(Dataset rows describing interfaces)
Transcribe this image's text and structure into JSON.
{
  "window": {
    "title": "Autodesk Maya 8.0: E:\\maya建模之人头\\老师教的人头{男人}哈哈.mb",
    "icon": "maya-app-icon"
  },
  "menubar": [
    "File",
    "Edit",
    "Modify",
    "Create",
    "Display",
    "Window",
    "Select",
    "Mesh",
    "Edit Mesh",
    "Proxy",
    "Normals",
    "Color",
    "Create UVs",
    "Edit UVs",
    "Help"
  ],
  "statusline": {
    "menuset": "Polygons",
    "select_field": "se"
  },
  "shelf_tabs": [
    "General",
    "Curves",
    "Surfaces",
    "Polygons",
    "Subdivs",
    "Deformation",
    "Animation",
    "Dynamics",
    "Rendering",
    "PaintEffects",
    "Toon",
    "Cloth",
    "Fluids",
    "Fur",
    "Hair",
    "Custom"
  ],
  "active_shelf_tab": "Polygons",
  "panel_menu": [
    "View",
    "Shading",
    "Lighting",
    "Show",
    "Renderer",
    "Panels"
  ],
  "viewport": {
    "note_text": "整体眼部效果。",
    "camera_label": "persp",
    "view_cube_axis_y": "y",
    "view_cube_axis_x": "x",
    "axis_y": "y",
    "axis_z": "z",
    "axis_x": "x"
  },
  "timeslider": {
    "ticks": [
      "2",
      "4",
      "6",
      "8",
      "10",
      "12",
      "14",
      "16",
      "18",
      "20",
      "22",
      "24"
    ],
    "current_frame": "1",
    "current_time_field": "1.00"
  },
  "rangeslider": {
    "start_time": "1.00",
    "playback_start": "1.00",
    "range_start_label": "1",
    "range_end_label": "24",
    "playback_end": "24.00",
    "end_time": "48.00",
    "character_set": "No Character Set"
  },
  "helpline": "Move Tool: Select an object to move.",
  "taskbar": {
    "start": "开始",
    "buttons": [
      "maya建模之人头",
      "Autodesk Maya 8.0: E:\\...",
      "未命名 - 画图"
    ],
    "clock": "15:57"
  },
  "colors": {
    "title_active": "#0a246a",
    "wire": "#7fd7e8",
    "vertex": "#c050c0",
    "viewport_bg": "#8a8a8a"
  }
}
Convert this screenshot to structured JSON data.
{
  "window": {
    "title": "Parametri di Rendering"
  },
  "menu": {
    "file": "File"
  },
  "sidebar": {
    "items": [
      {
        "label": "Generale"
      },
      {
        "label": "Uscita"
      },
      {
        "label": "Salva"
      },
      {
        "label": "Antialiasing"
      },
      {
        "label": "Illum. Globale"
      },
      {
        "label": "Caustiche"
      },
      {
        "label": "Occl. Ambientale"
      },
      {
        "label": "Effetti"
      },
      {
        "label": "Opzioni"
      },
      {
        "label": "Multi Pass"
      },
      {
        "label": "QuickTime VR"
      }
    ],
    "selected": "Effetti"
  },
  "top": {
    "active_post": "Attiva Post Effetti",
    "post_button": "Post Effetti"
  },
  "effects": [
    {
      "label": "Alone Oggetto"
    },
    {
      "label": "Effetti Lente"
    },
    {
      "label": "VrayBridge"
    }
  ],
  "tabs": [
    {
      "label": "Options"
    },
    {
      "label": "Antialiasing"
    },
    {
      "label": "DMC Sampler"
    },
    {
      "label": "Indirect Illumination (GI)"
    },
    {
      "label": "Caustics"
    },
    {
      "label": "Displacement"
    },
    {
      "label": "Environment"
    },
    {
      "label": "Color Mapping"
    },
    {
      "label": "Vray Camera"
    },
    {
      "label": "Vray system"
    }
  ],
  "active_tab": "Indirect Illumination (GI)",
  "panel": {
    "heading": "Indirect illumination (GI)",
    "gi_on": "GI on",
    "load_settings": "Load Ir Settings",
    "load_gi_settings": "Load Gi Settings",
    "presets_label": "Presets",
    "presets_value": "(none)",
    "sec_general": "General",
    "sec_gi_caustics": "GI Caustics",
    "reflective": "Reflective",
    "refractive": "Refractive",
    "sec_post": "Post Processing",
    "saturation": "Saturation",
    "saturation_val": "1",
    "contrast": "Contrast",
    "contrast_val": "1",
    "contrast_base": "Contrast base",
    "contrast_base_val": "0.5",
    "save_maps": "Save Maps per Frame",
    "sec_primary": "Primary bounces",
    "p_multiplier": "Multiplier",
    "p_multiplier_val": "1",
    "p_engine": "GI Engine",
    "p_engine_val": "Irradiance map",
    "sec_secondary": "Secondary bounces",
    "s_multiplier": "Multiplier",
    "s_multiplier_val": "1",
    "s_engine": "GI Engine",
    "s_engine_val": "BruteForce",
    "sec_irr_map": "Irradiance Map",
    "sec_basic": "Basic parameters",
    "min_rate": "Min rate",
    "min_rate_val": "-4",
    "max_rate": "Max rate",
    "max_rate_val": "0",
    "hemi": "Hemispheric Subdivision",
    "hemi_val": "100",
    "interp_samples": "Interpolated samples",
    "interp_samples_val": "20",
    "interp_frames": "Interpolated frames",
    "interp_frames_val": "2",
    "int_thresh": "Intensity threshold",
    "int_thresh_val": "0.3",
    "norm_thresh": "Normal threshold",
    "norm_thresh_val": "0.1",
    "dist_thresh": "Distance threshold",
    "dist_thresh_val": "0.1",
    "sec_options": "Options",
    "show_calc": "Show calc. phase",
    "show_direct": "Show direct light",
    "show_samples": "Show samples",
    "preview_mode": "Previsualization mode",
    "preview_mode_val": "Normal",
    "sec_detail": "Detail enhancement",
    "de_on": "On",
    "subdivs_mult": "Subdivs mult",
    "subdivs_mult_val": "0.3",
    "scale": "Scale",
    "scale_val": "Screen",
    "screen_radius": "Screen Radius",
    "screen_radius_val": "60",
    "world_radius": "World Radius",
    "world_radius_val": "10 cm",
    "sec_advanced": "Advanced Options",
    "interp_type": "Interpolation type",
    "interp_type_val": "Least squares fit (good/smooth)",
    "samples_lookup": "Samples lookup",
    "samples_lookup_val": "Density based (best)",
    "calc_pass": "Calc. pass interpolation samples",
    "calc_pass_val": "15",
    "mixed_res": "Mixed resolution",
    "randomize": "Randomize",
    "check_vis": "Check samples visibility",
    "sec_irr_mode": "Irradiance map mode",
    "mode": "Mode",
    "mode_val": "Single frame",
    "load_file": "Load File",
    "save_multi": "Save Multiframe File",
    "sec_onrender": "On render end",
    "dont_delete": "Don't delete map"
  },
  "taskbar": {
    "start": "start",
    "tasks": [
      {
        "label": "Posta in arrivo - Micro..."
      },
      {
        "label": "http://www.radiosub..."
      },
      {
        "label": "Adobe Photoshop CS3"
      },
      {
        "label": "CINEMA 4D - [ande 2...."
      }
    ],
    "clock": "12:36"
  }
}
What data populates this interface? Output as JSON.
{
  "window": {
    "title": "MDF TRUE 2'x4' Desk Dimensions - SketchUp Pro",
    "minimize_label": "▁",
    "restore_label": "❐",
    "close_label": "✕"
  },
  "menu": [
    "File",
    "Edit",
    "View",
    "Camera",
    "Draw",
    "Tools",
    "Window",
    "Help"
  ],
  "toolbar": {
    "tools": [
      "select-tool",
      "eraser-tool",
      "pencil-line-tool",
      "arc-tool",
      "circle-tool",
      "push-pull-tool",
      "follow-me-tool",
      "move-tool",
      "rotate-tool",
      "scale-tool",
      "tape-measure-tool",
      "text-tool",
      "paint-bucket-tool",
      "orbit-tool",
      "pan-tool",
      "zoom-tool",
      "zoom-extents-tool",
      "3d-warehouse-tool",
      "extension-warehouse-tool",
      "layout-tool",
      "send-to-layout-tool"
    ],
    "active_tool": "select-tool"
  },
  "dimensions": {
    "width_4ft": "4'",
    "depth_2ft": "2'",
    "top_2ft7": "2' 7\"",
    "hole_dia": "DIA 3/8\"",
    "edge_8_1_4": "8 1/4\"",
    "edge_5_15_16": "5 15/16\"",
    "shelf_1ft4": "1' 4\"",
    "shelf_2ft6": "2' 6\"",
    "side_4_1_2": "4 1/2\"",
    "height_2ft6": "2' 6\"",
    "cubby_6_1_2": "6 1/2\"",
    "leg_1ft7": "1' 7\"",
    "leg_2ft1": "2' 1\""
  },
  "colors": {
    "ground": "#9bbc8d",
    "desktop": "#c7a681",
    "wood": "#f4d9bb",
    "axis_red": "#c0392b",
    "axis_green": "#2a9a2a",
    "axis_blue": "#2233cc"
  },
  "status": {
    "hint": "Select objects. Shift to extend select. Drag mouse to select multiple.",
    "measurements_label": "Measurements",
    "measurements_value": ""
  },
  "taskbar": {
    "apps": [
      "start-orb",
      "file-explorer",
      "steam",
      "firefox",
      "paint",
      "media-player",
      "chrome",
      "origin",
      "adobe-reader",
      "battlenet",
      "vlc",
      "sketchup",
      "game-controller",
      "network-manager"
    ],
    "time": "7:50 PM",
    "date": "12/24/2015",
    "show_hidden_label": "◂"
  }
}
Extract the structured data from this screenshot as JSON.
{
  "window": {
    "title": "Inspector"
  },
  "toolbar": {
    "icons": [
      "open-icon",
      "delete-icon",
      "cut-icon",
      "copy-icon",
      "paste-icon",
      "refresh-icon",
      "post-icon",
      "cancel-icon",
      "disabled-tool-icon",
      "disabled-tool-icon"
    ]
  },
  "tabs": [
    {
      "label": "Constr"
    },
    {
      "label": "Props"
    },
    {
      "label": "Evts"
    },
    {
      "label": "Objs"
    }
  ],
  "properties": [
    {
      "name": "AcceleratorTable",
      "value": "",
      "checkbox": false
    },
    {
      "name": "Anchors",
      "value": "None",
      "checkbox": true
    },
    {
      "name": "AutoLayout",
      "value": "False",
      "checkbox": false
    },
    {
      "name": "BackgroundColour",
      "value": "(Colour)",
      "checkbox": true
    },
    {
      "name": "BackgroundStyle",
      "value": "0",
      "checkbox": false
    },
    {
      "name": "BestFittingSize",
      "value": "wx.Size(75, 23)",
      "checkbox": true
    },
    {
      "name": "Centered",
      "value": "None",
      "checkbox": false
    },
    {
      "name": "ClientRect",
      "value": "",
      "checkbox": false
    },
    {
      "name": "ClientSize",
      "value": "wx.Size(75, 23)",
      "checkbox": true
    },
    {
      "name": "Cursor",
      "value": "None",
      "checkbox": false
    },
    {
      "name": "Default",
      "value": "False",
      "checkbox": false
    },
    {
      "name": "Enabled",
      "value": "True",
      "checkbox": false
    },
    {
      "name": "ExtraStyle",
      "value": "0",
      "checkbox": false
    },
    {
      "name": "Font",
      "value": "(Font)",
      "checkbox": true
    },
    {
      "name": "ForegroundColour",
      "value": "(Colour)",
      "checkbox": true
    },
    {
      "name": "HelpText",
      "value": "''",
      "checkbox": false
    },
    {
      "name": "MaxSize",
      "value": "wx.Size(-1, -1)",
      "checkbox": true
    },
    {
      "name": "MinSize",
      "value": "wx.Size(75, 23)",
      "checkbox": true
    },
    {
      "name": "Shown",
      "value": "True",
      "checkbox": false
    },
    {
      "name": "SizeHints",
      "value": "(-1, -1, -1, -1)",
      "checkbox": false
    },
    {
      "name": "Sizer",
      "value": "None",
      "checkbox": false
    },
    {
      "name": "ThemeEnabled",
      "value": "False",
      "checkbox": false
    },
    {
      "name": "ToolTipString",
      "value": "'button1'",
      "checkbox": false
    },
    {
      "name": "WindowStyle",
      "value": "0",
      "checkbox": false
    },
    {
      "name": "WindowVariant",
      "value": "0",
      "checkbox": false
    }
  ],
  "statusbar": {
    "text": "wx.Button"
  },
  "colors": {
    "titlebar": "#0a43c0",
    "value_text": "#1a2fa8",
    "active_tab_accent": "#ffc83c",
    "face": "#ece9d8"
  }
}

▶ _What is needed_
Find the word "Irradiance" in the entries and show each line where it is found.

▶ _Answer section_
    "p_engine_val": "Irradiance map",
    "sec_irr_map": "Irradiance Map",
    "sec_irr_mode": "Irradiance map mode",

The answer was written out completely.